(How to complete this task)
Your reply should reproduce the data below without a single alteration, apart from dropping the images.

Dataset rows describing interfaces
* * * * * * * * *

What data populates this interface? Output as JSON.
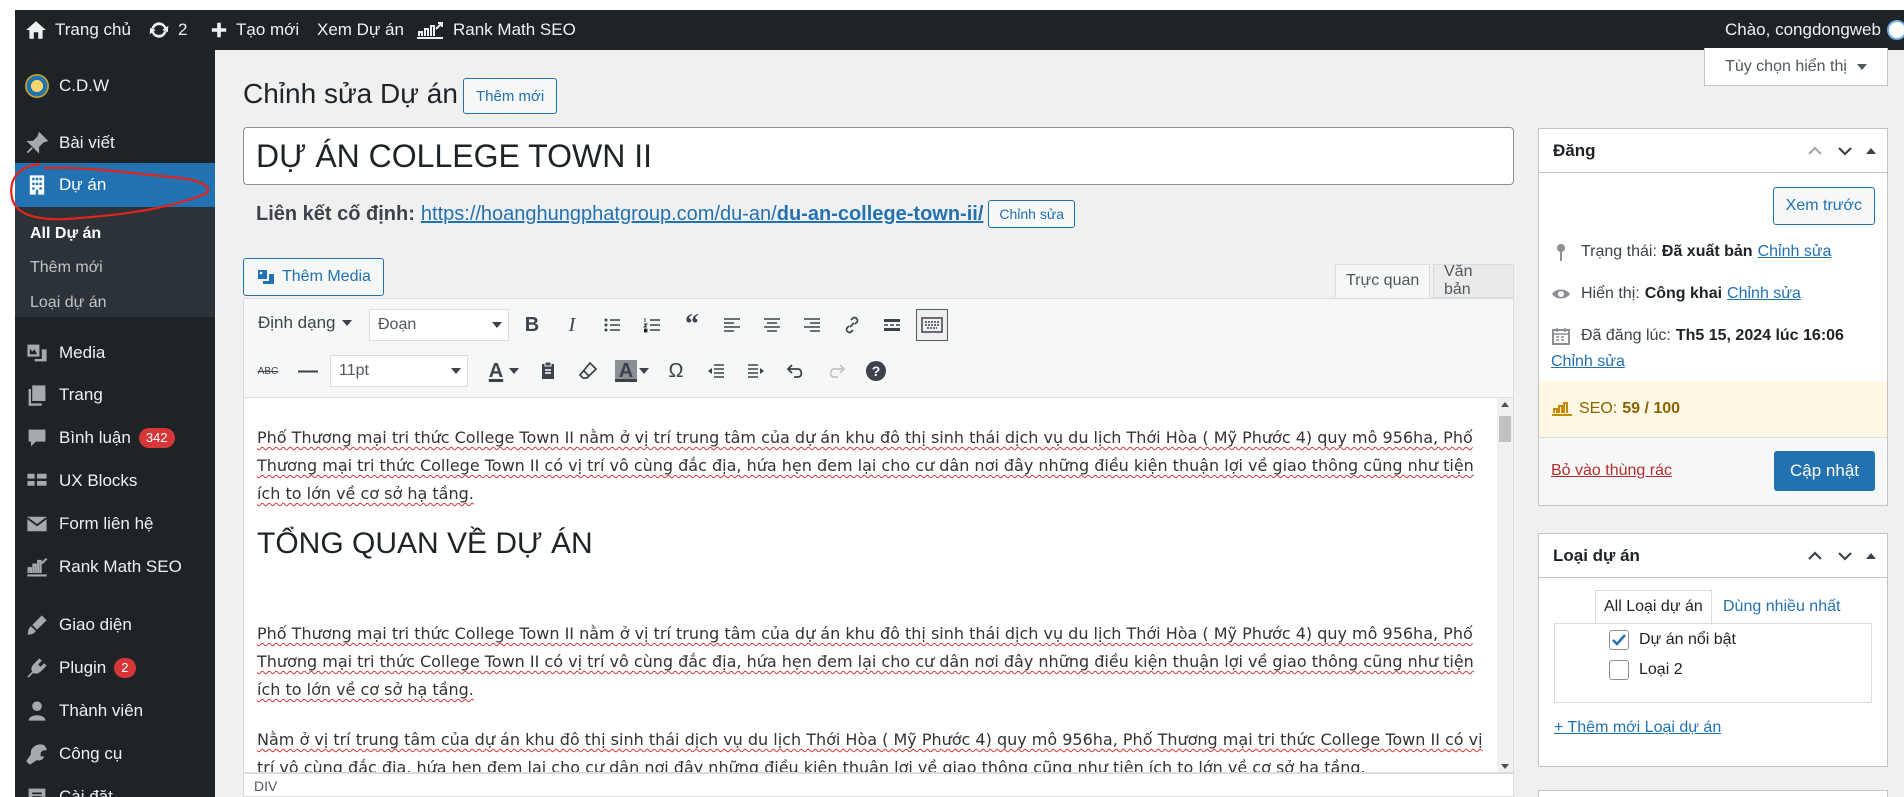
{
  "adminbar": {
    "home": "Trang chủ",
    "updates_count": "2",
    "new": "Tạo mới",
    "view": "Xem Dự án",
    "rankmath": "Rank Math SEO",
    "greeting": "Chào, congdongweb"
  },
  "sidebar": {
    "site": "C.D.W",
    "items": {
      "posts": "Bài viết",
      "projects": "Dự án",
      "media": "Media",
      "pages": "Trang",
      "comments": "Bình luận",
      "comments_badge": "342",
      "uxblocks": "UX Blocks",
      "forms": "Form liên hệ",
      "rankmath": "Rank Math SEO",
      "appearance": "Giao diện",
      "plugins": "Plugin",
      "plugins_badge": "2",
      "users": "Thành viên",
      "tools": "Công cụ",
      "settings": "Cài đặt"
    },
    "submenu": {
      "all": "All Dự án",
      "add": "Thêm mới",
      "types": "Loại dự án"
    }
  },
  "screen_options": "Tùy chọn hiển thị",
  "page": {
    "title": "Chỉnh sửa Dự án",
    "add_new": "Thêm mới",
    "post_title": "DỰ ÁN COLLEGE TOWN II",
    "permalink_label": "Liên kết cố định:",
    "permalink_base": "https://hoanghungphatgroup.com/du-an/",
    "permalink_slug": "du-an-college-town-ii/",
    "permalink_edit": "Chỉnh sửa"
  },
  "editor": {
    "add_media": "Thêm Media",
    "tab_visual": "Trực quan",
    "tab_text": "Văn bản",
    "format_menu": "Định dạng",
    "block_format": "Đoạn",
    "font_size": "11pt",
    "status_path": "DIV",
    "content": {
      "p1": "Phố Thương mại tri thức College Town II nằm ở vị trí trung tâm của dự án khu đô thị sinh thái dịch vụ du lịch Thới Hòa ( Mỹ Phước 4) quy mô 956ha, Phố Thương mại tri thức College Town II có vị trí vô cùng đắc địa, hứa hẹn đem lại cho cư dân nơi đây những điều kiện thuận lợi về giao thông cũng như tiện ích to lớn về cơ sở hạ tầng.",
      "h2": "TỔNG QUAN VỀ DỰ ÁN",
      "p2": "Phố Thương mại tri thức College Town II nằm ở vị trí trung tâm của dự án khu đô thị sinh thái dịch vụ du lịch Thới Hòa ( Mỹ Phước 4) quy mô 956ha, Phố Thương mại tri thức College Town II có vị trí vô cùng đắc địa, hứa hẹn đem lại cho cư dân nơi đây những điều kiện thuận lợi về giao thông cũng như tiện ích to lớn về cơ sở hạ tầng.",
      "p3": "Nằm ở vị trí trung tâm của dự án khu đô thị sinh thái dịch vụ du lịch Thới Hòa  ( Mỹ Phước 4)  quy mô 956ha, Phố Thương mại tri thức College Town II có vị trí vô cùng đắc địa, hứa hẹn đem lại cho cư dân nơi đây những điều kiện thuận lợi về giao thông cũng như tiện ích to lớn về cơ sở hạ tầng."
    }
  },
  "publish": {
    "title": "Đăng",
    "preview": "Xem trước",
    "status_label": "Trạng thái:",
    "status_value": "Đã xuất bản",
    "visibility_label": "Hiển thị:",
    "visibility_value": "Công khai",
    "published_label": "Đã đăng lúc:",
    "published_value": "Th5 15, 2024 lúc 16:06",
    "edit": "Chỉnh sửa",
    "seo_label": "SEO:",
    "seo_score": "59 / 100",
    "trash": "Bỏ vào thùng rác",
    "update": "Cập nhật"
  },
  "project_types": {
    "title": "Loại dự án",
    "tab_all": "All Loại dự án",
    "tab_popular": "Dùng nhiều nhất",
    "options": [
      {
        "label": "Dự án nổi bật",
        "checked": true
      },
      {
        "label": "Loại 2",
        "checked": false
      }
    ],
    "add_new": "+ Thêm mới Loại dự án"
  },
  "colors": {
    "adminbar": "#1d2327",
    "accent": "#2271b1",
    "annotation": "#e0241b",
    "seo_bg": "#fff8e5"
  }
}
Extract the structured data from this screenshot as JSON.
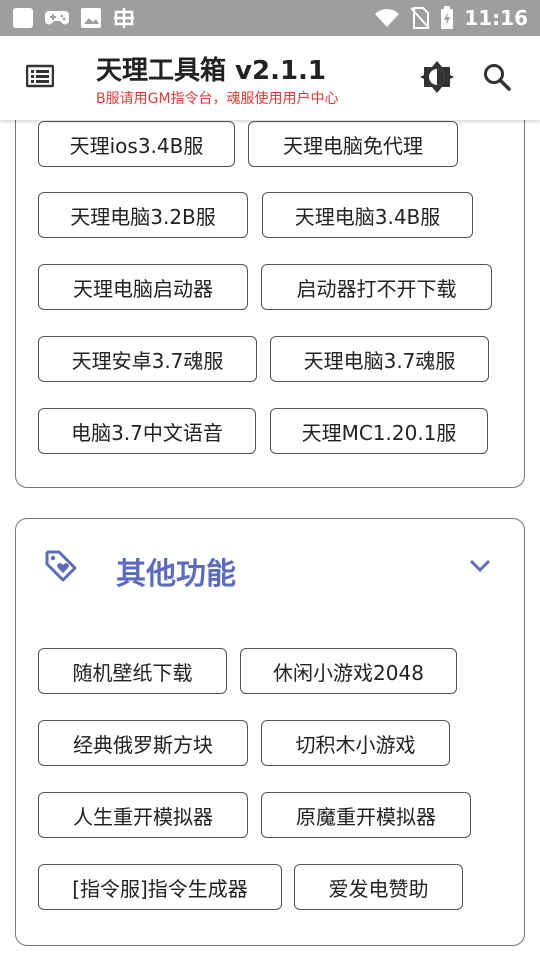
{
  "status_bar": {
    "time": "11:16",
    "icons": [
      "app-square-icon",
      "gamepad-icon",
      "image-icon",
      "bug-icon",
      "wifi-icon",
      "no-sim-icon",
      "battery-charging-icon"
    ]
  },
  "appbar": {
    "title": "天理工具箱 v2.1.1",
    "subtitle": "B服请用GM指令台，魂服使用用户中心",
    "icons": [
      "menu-icon",
      "brightness-icon",
      "search-icon"
    ]
  },
  "section_top": {
    "buttons": [
      "天理ios3.4B服",
      "天理电脑免代理",
      "天理电脑3.2B服",
      "天理电脑3.4B服",
      "天理电脑启动器",
      "启动器打不开下载",
      "天理安卓3.7魂服",
      "天理电脑3.7魂服",
      "电脑3.7中文语音",
      "天理MC1.20.1服"
    ]
  },
  "section_other": {
    "title": "其他功能",
    "icon": "tag-heart-icon",
    "toggle_icon": "chevron-down-icon",
    "buttons": [
      "随机壁纸下载",
      "休闲小游戏2048",
      "经典俄罗斯方块",
      "切积木小游戏",
      "人生重开模拟器",
      "原魔重开模拟器",
      "[指令服]指令生成器",
      "爱发电赞助"
    ]
  },
  "colors": {
    "status_bar": "#9e9e9e",
    "accent": "#5c6bc0",
    "subtitle": "#e53935"
  }
}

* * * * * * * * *

(Reply)
What data populates this interface? Output as JSON.
{
  "adminbar": {
    "home": "Trang chủ",
    "updates_count": "2",
    "new": "Tạo mới",
    "view": "Xem Dự án",
    "rankmath": "Rank Math SEO",
    "greeting": "Chào, congdongweb"
  },
  "sidebar": {
    "site": "C.D.W",
    "items": {
      "posts": "Bài viết",
      "projects": "Dự án",
      "media": "Media",
      "pages": "Trang",
      "comments": "Bình luận",
      "comments_badge": "342",
      "uxblocks": "UX Blocks",
      "forms": "Form liên hệ",
      "rankmath": "Rank Math SEO",
      "appearance": "Giao diện",
      "plugins": "Plugin",
      "plugins_badge": "2",
      "users": "Thành viên",
      "tools": "Công cụ",
      "settings": "Cài đặt"
    },
    "submenu": {
      "all": "All Dự án",
      "add": "Thêm mới",
      "types": "Loại dự án"
    }
  },
  "screen_options": "Tùy chọn hiển thị",
  "page": {
    "title": "Chỉnh sửa Dự án",
    "add_new": "Thêm mới",
    "post_title": "DỰ ÁN COLLEGE TOWN II",
    "permalink_label": "Liên kết cố định:",
    "permalink_base": "https://hoanghungphatgroup.com/du-an/",
    "permalink_slug": "du-an-college-town-ii/",
    "permalink_edit": "Chỉnh sửa"
  },
  "editor": {
    "add_media": "Thêm Media",
    "tab_visual": "Trực quan",
    "tab_text": "Văn bản",
    "format_menu": "Định dạng",
    "block_format": "Đoạn",
    "font_size": "11pt",
    "status_path": "DIV",
    "content": {
      "p1": "Phố Thương mại tri thức College Town II nằm ở vị trí trung tâm của dự án khu đô thị sinh thái dịch vụ du lịch Thới Hòa ( Mỹ Phước 4) quy mô 956ha, Phố Thương mại tri thức College Town II có vị trí vô cùng đắc địa, hứa hẹn đem lại cho cư dân nơi đây những điều kiện thuận lợi về giao thông cũng như tiện ích to lớn về cơ sở hạ tầng.",
      "h2": "TỔNG QUAN VỀ DỰ ÁN",
      "p2": "Phố Thương mại tri thức College Town II nằm ở vị trí trung tâm của dự án khu đô thị sinh thái dịch vụ du lịch Thới Hòa ( Mỹ Phước 4) quy mô 956ha, Phố Thương mại tri thức College Town II có vị trí vô cùng đắc địa, hứa hẹn đem lại cho cư dân nơi đây những điều kiện thuận lợi về giao thông cũng như tiện ích to lớn về cơ sở hạ tầng.",
      "p3": "Nằm ở vị trí trung tâm của dự án khu đô thị sinh thái dịch vụ du lịch Thới Hòa  ( Mỹ Phước 4)  quy mô 956ha, Phố Thương mại tri thức College Town II có vị trí vô cùng đắc địa, hứa hẹn đem lại cho cư dân nơi đây những điều kiện thuận lợi về giao thông cũng như tiện ích to lớn về cơ sở hạ tầng."
    }
  },
  "publish": {
    "title": "Đăng",
    "preview": "Xem trước",
    "status_label": "Trạng thái:",
    "status_value": "Đã xuất bản",
    "visibility_label": "Hiển thị:",
    "visibility_value": "Công khai",
    "published_label": "Đã đăng lúc:",
    "published_value": "Th5 15, 2024 lúc 16:06",
    "edit": "Chỉnh sửa",
    "seo_label": "SEO:",
    "seo_score": "59 / 100",
    "trash": "Bỏ vào thùng rác",
    "update": "Cập nhật"
  },
  "project_types": {
    "title": "Loại dự án",
    "tab_all": "All Loại dự án",
    "tab_popular": "Dùng nhiều nhất",
    "options": [
      {
        "label": "Dự án nổi bật",
        "checked": true
      },
      {
        "label": "Loại 2",
        "checked": false
      }
    ],
    "add_new": "+ Thêm mới Loại dự án"
  },
  "colors": {
    "adminbar": "#1d2327",
    "accent": "#2271b1",
    "annotation": "#e0241b",
    "seo_bg": "#fff8e5"
  }
}
Extract the structured data from this screenshot as JSON.
{
  "status_bar": {
    "time": "11:16",
    "icons": [
      "app-square-icon",
      "gamepad-icon",
      "image-icon",
      "bug-icon",
      "wifi-icon",
      "no-sim-icon",
      "battery-charging-icon"
    ]
  },
  "appbar": {
    "title": "天理工具箱 v2.1.1",
    "subtitle": "B服请用GM指令台，魂服使用用户中心",
    "icons": [
      "menu-icon",
      "brightness-icon",
      "search-icon"
    ]
  },
  "section_top": {
    "buttons": [
      "天理ios3.4B服",
      "天理电脑免代理",
      "天理电脑3.2B服",
      "天理电脑3.4B服",
      "天理电脑启动器",
      "启动器打不开下载",
      "天理安卓3.7魂服",
      "天理电脑3.7魂服",
      "电脑3.7中文语音",
      "天理MC1.20.1服"
    ]
  },
  "section_other": {
    "title": "其他功能",
    "icon": "tag-heart-icon",
    "toggle_icon": "chevron-down-icon",
    "buttons": [
      "随机壁纸下载",
      "休闲小游戏2048",
      "经典俄罗斯方块",
      "切积木小游戏",
      "人生重开模拟器",
      "原魔重开模拟器",
      "[指令服]指令生成器",
      "爱发电赞助"
    ]
  },
  "colors": {
    "status_bar": "#9e9e9e",
    "accent": "#5c6bc0",
    "subtitle": "#e53935"
  }
}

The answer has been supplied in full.